A page from the Arabic version of Kalila wa dimna, dated 1210 CE, illustrating the King of the Crows conferring with his political advisers.
The Panchatantra (‘Five Principles’) is an ancient Indian inter-related collection of animal fables in verse and prose, in a frame story format. The original Sanskrit work, which some scholars believe was composed in the 3rd century BCE, is attributed to Vishnu Sharma. It is based on older oral traditions, including “animal fables that are as old as we are able to imagine”, including the Buddhist Jataka Tales. It is “certainly the most frequently translated literary product of India”, and these stories are among the most widely known in the world. To quote Edgerton (1924):
…there are recorded over two hundred different versions known to exist in more than fifty languages, and three-fourths of these languages are extra-Indian. As early as the eleventh century this work reached Europe, and before 1600 it existed in Greek, Latin, Spanish, Italian, German, English, Old Slavonic, Czech, and perhaps other Slavonic languages. Its range has extended from Java to Iceland… [In India,] it has been worked over and over again, expanded, abstracted, turned into verse, retold in prose, translated into medieval and modern vernaculars, and re-translated into Sanskrit. And most of the stories contained in it have “gone down” into the folklore of the story-loving Hindus, whence they reappear in the collections of oral tales gathered by modern students of folk-stories.

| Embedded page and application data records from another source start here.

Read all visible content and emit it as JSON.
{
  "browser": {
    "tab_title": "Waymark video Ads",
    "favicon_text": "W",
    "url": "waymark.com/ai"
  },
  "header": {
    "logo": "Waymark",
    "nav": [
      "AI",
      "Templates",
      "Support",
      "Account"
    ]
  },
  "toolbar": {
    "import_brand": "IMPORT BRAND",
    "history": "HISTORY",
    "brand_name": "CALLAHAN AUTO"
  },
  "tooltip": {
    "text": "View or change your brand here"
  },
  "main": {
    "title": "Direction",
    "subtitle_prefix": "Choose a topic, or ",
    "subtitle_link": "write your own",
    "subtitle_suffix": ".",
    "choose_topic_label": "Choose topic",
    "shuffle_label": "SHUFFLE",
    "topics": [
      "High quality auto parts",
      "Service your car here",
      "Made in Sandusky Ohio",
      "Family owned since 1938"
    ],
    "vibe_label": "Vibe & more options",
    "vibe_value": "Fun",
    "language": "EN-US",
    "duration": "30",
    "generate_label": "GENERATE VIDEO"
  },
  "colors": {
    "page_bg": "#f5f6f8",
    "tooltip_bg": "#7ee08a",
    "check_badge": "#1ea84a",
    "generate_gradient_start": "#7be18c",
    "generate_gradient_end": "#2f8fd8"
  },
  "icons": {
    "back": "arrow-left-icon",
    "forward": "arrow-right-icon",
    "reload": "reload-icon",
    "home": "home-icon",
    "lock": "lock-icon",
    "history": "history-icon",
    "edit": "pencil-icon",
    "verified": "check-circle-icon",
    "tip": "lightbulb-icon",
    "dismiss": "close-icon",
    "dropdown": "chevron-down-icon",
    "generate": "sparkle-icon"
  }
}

Thus it goes by many names in many cultures. In India, it had at least 25 recensions, including the Sanskrit Tantrākhyāyikā (Sanskrit: तन्त्राख्यायिका) and inspired the Hitopadesha. It was translated into Middle Persian in 570 CE by Borzūya. This became the basis for a Syriac translation as Kalilag and Damnag and a translation into Arabic in 750 CE by Persian scholar Abdullah Ibn al-Muqaffa as Kalīlah wa Dimnah (Arabic: كليلة و دمنة). A New Persian version from the 12th century became known as Kalīleh o Demneh (Persian: کلیله و دمنه) and this was the basis of Kashefi’s 15th century Anvār-e Soheylī (Persian: انوار سهیلی, ‘The Lights of Canopus’). The book in different form is also known as The Fables of Bidpai (or Pilpai, in various European languages) or The Morall Philosophie of Doni (English, 1570).